§ **REQUIRED WORK**
Lines with the word "into": copy all of them from the entries below.

§ **RECORDS SHOWN**
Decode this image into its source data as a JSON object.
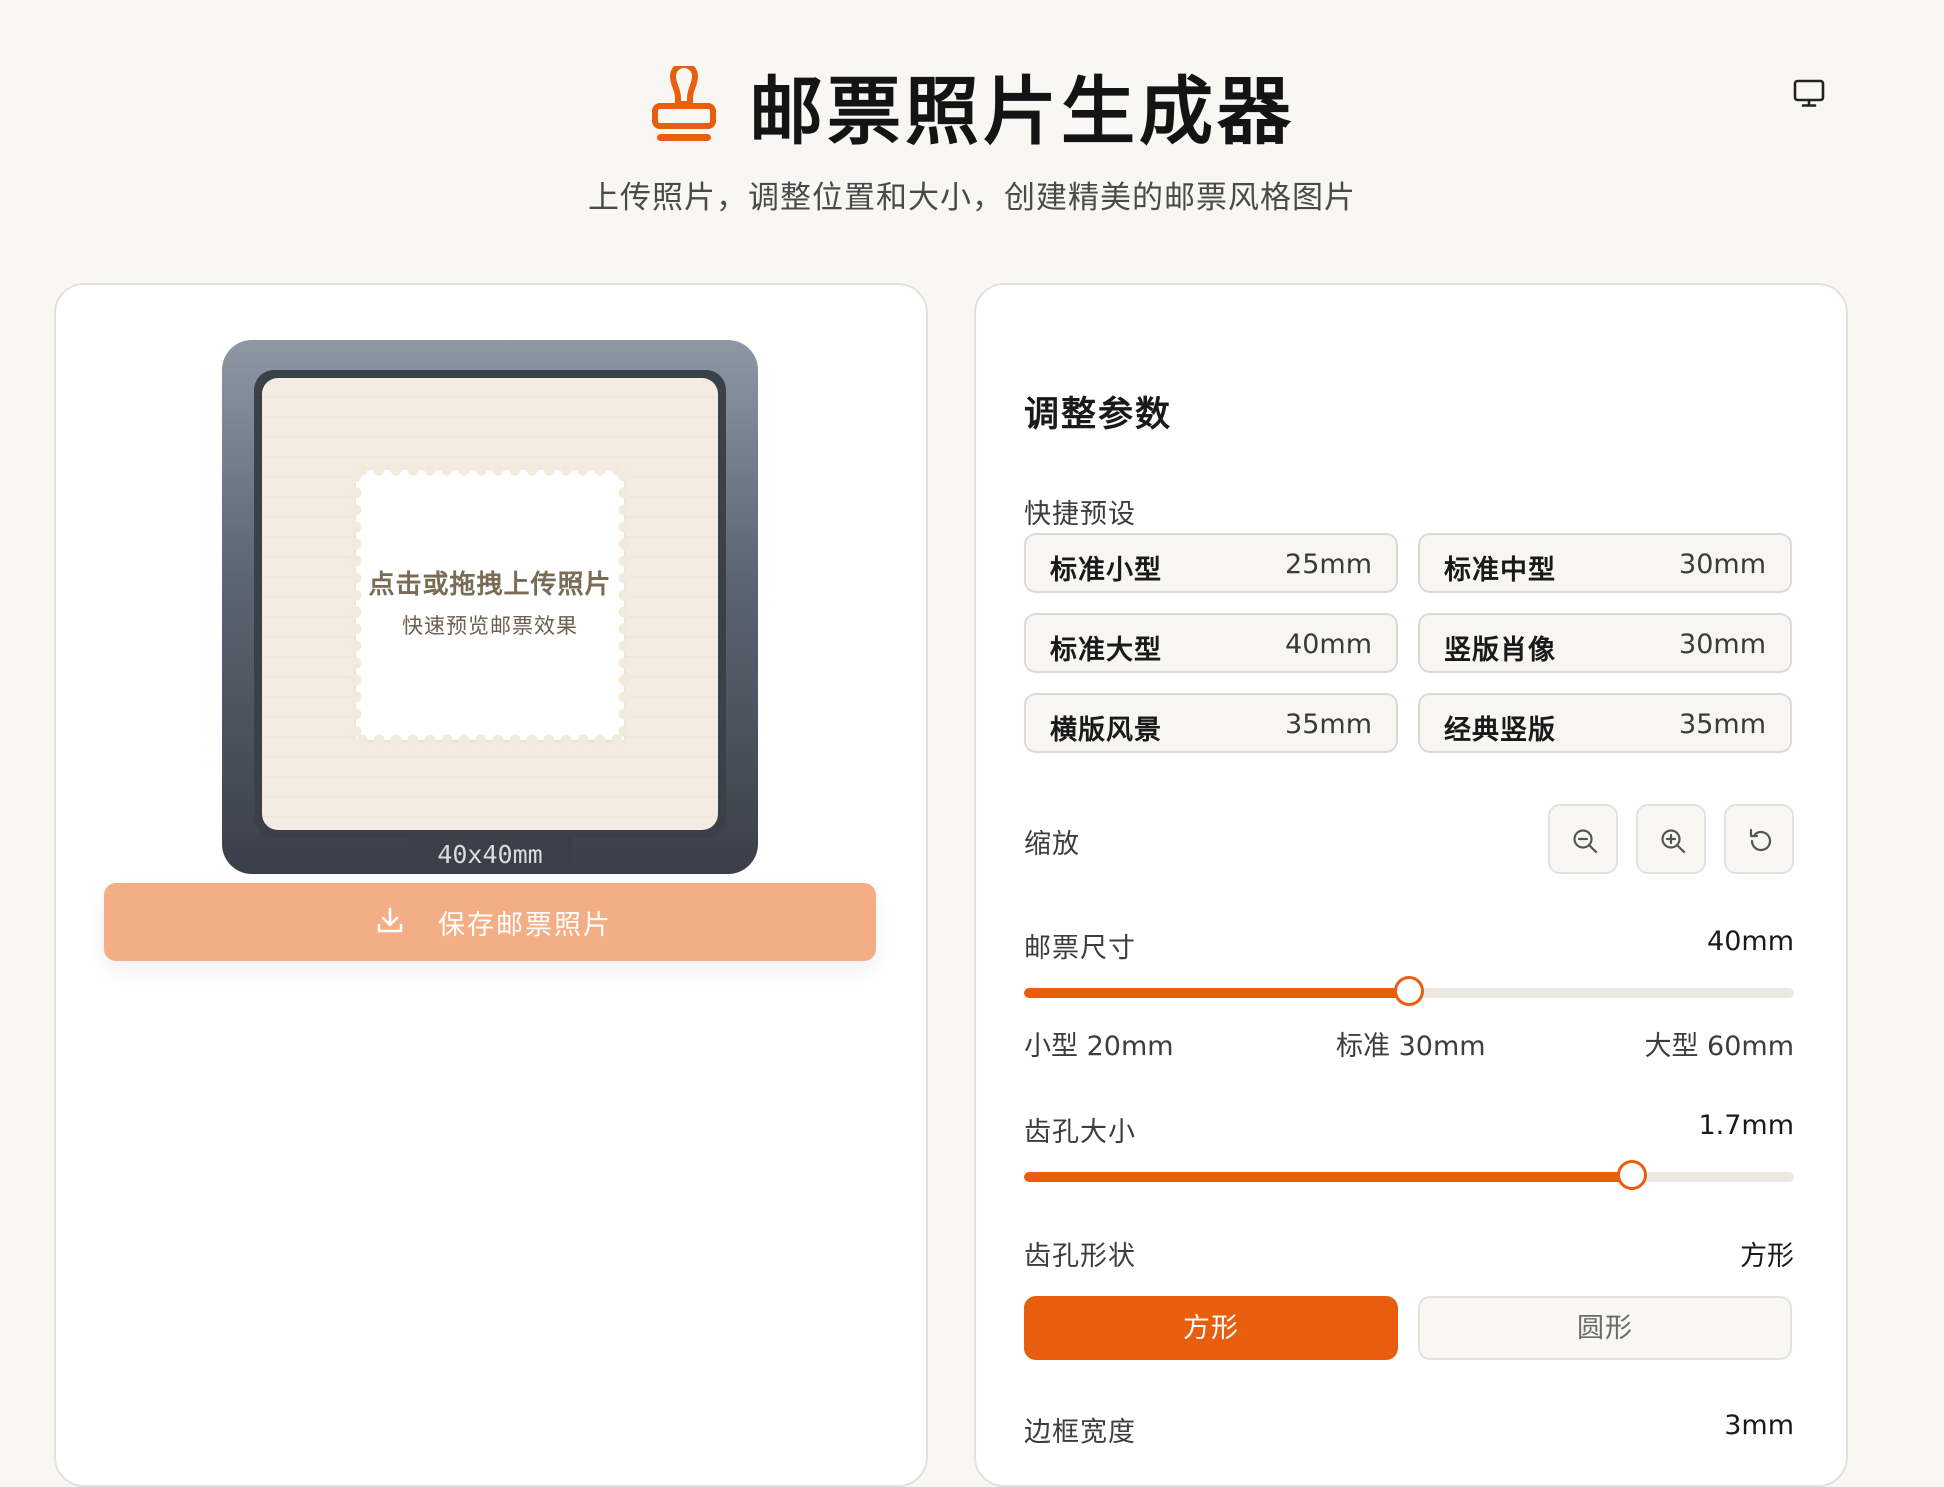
{
  "header": {
    "title": "邮票照片生成器",
    "subtitle": "上传照片，调整位置和大小，创建精美的邮票风格图片",
    "title_icon": "stamp-icon",
    "display_toggle_icon": "monitor-icon"
  },
  "preview": {
    "upload_main": "点击或拖拽上传照片",
    "upload_sub": "快速预览邮票效果",
    "size_label": "40x40mm",
    "save_button": "保存邮票照片",
    "save_icon": "download-icon"
  },
  "params": {
    "title": "调整参数",
    "presets_label": "快捷预设",
    "presets": [
      {
        "name": "标准小型",
        "size": "25mm"
      },
      {
        "name": "标准中型",
        "size": "30mm"
      },
      {
        "name": "标准大型",
        "size": "40mm"
      },
      {
        "name": "竖版肖像",
        "size": "30mm"
      },
      {
        "name": "横版风景",
        "size": "35mm"
      },
      {
        "name": "经典竖版",
        "size": "35mm"
      }
    ],
    "zoom_label": "缩放",
    "zoom_icons": [
      "zoom-out-icon",
      "zoom-in-icon",
      "reset-icon"
    ],
    "stamp_size": {
      "label": "邮票尺寸",
      "value_text": "40mm",
      "value": 40,
      "min": 20,
      "max": 60,
      "ticks": [
        "小型 20mm",
        "标准 30mm",
        "大型 60mm"
      ]
    },
    "perforation_size": {
      "label": "齿孔大小",
      "value_text": "1.7mm",
      "fraction": 0.79
    },
    "perforation_shape": {
      "label": "齿孔形状",
      "value_text": "方形",
      "options": [
        "方形",
        "圆形"
      ],
      "selected": "方形"
    },
    "border_width": {
      "label": "边框宽度",
      "value_text": "3mm"
    }
  },
  "colors": {
    "accent": "#e85d0e",
    "save_button": "#f3ae85",
    "background": "#f8f7f4"
  }
}
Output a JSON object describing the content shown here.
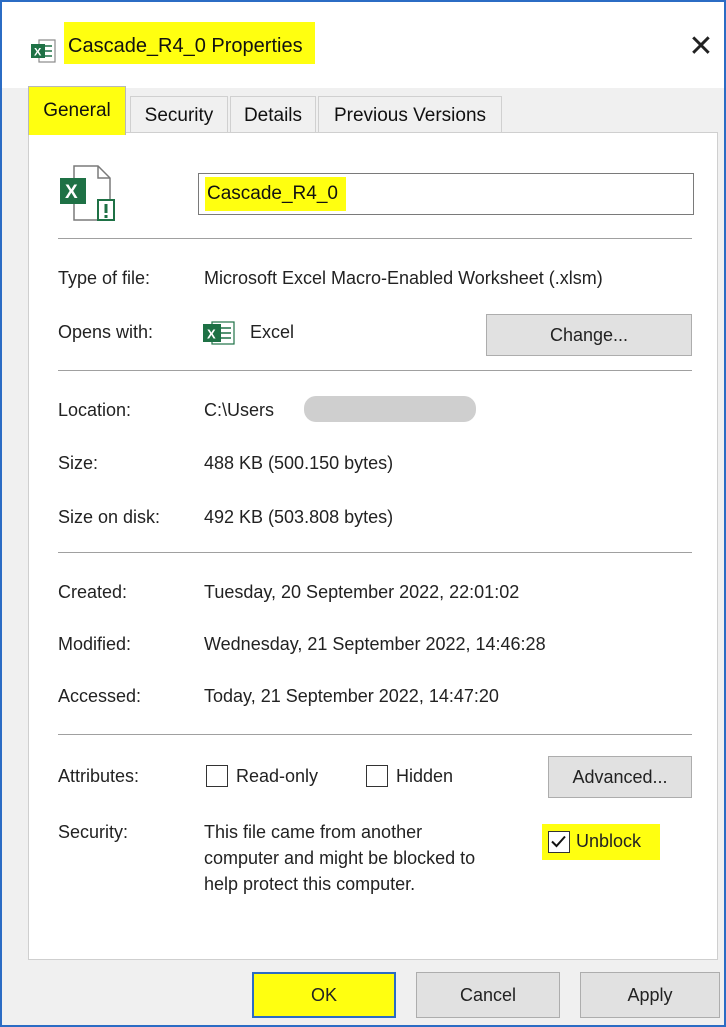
{
  "window": {
    "title": "Cascade_R4_0 Properties",
    "close_glyph": "✕"
  },
  "tabs": [
    {
      "label": "General",
      "active": true
    },
    {
      "label": "Security",
      "active": false
    },
    {
      "label": "Details",
      "active": false
    },
    {
      "label": "Previous Versions",
      "active": false
    }
  ],
  "general": {
    "file_name": "Cascade_R4_0",
    "type_of_file": {
      "label": "Type of file:",
      "value": "Microsoft Excel Macro-Enabled Worksheet (.xlsm)"
    },
    "opens_with": {
      "label": "Opens with:",
      "value": "Excel",
      "change_button": "Change..."
    },
    "location": {
      "label": "Location:",
      "value": "C:\\Users"
    },
    "size": {
      "label": "Size:",
      "value": "488 KB (500.150 bytes)"
    },
    "size_on_disk": {
      "label": "Size on disk:",
      "value": "492 KB (503.808 bytes)"
    },
    "created": {
      "label": "Created:",
      "value": "Tuesday, 20 September 2022, 22:01:02"
    },
    "modified": {
      "label": "Modified:",
      "value": "Wednesday, 21 September 2022, 14:46:28"
    },
    "accessed": {
      "label": "Accessed:",
      "value": "Today, 21 September 2022, 14:47:20"
    },
    "attributes": {
      "label": "Attributes:",
      "read_only": {
        "label": "Read-only",
        "checked": false
      },
      "hidden": {
        "label": "Hidden",
        "checked": false
      },
      "advanced_button": "Advanced..."
    },
    "security": {
      "label": "Security:",
      "message_lines": [
        "This file came from another",
        "computer and might be blocked to",
        "help protect this computer."
      ],
      "unblock": {
        "label": "Unblock",
        "checked": true
      }
    }
  },
  "buttons": {
    "ok": "OK",
    "cancel": "Cancel",
    "apply": "Apply"
  },
  "icons": {
    "app": "excel-file-icon",
    "large": "excel-macro-file-icon",
    "opens_with": "excel-icon"
  },
  "colors": {
    "highlight": "#ffff10",
    "excel_green": "#1e7145",
    "window_border": "#2b6cc4"
  }
}
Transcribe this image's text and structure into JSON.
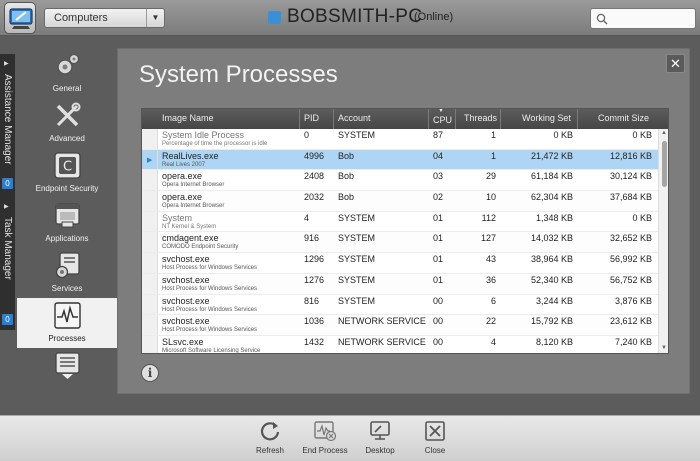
{
  "header": {
    "group_select": "Computers",
    "computer_name": "BOBSMITH-PC",
    "status": "(Online)",
    "search_placeholder": "",
    "status_color": "#3a8fd8"
  },
  "side_tabs": [
    {
      "label": "Assistance Manager",
      "badge": "0"
    },
    {
      "label": "Task Manager",
      "badge": "0"
    }
  ],
  "nav": {
    "items": [
      {
        "label": "General",
        "icon": "gears-icon"
      },
      {
        "label": "Advanced",
        "icon": "tools-icon"
      },
      {
        "label": "Endpoint Security",
        "icon": "comodo-c-icon"
      },
      {
        "label": "Applications",
        "icon": "applications-icon"
      },
      {
        "label": "Services",
        "icon": "services-icon"
      },
      {
        "label": "Processes",
        "icon": "processes-icon",
        "active": true
      }
    ]
  },
  "panel": {
    "title": "System Processes",
    "columns": [
      "Image Name",
      "PID",
      "Account",
      "CPU",
      "Threads",
      "Working Set",
      "Commit Size"
    ],
    "processes": [
      {
        "name": "System Idle Process",
        "desc": "Percentage of time the processor is idle",
        "pid": "0",
        "account": "SYSTEM",
        "cpu": "87",
        "threads": "1",
        "working_set": "0 KB",
        "commit_size": "0 KB",
        "dim": true
      },
      {
        "name": "RealLives.exe",
        "desc": "Real Lives 2007",
        "pid": "4996",
        "account": "Bob",
        "cpu": "04",
        "threads": "1",
        "working_set": "21,472 KB",
        "commit_size": "12,816 KB",
        "selected": true
      },
      {
        "name": "opera.exe",
        "desc": "Opera Internet Browser",
        "pid": "2408",
        "account": "Bob",
        "cpu": "03",
        "threads": "29",
        "working_set": "61,184 KB",
        "commit_size": "30,124 KB"
      },
      {
        "name": "opera.exe",
        "desc": "Opera Internet Browser",
        "pid": "2032",
        "account": "Bob",
        "cpu": "02",
        "threads": "10",
        "working_set": "62,304 KB",
        "commit_size": "37,684 KB"
      },
      {
        "name": "System",
        "desc": "NT Kernel & System",
        "pid": "4",
        "account": "SYSTEM",
        "cpu": "01",
        "threads": "112",
        "working_set": "1,348 KB",
        "commit_size": "0 KB",
        "dim": true
      },
      {
        "name": "cmdagent.exe",
        "desc": "COMODO Endpoint Security",
        "pid": "916",
        "account": "SYSTEM",
        "cpu": "01",
        "threads": "127",
        "working_set": "14,032 KB",
        "commit_size": "32,652 KB"
      },
      {
        "name": "svchost.exe",
        "desc": "Host Process for Windows Services",
        "pid": "1296",
        "account": "SYSTEM",
        "cpu": "01",
        "threads": "43",
        "working_set": "38,964 KB",
        "commit_size": "56,992 KB"
      },
      {
        "name": "svchost.exe",
        "desc": "Host Process for Windows Services",
        "pid": "1276",
        "account": "SYSTEM",
        "cpu": "01",
        "threads": "36",
        "working_set": "52,340 KB",
        "commit_size": "56,752 KB"
      },
      {
        "name": "svchost.exe",
        "desc": "Host Process for Windows Services",
        "pid": "816",
        "account": "SYSTEM",
        "cpu": "00",
        "threads": "6",
        "working_set": "3,244 KB",
        "commit_size": "3,876 KB"
      },
      {
        "name": "svchost.exe",
        "desc": "Host Process for Windows Services",
        "pid": "1036",
        "account": "NETWORK SERVICE",
        "cpu": "00",
        "threads": "22",
        "working_set": "15,792 KB",
        "commit_size": "23,612 KB"
      },
      {
        "name": "SLsvc.exe",
        "desc": "Microsoft Software Licensing Service",
        "pid": "1432",
        "account": "NETWORK SERVICE",
        "cpu": "00",
        "threads": "4",
        "working_set": "8,120 KB",
        "commit_size": "7,240 KB"
      }
    ]
  },
  "actions": [
    {
      "label": "Refresh",
      "icon": "refresh-icon"
    },
    {
      "label": "End Process",
      "icon": "end-process-icon"
    },
    {
      "label": "Desktop",
      "icon": "desktop-icon"
    },
    {
      "label": "Close",
      "icon": "close-icon"
    }
  ],
  "colors": {
    "accent": "#2a7fd4",
    "selection": "#aed6f4"
  }
}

§ **WRITTEN RESPONSE**
Decode this image into its source data as a JSON object.
Transcribe this image's text and structure into JSON.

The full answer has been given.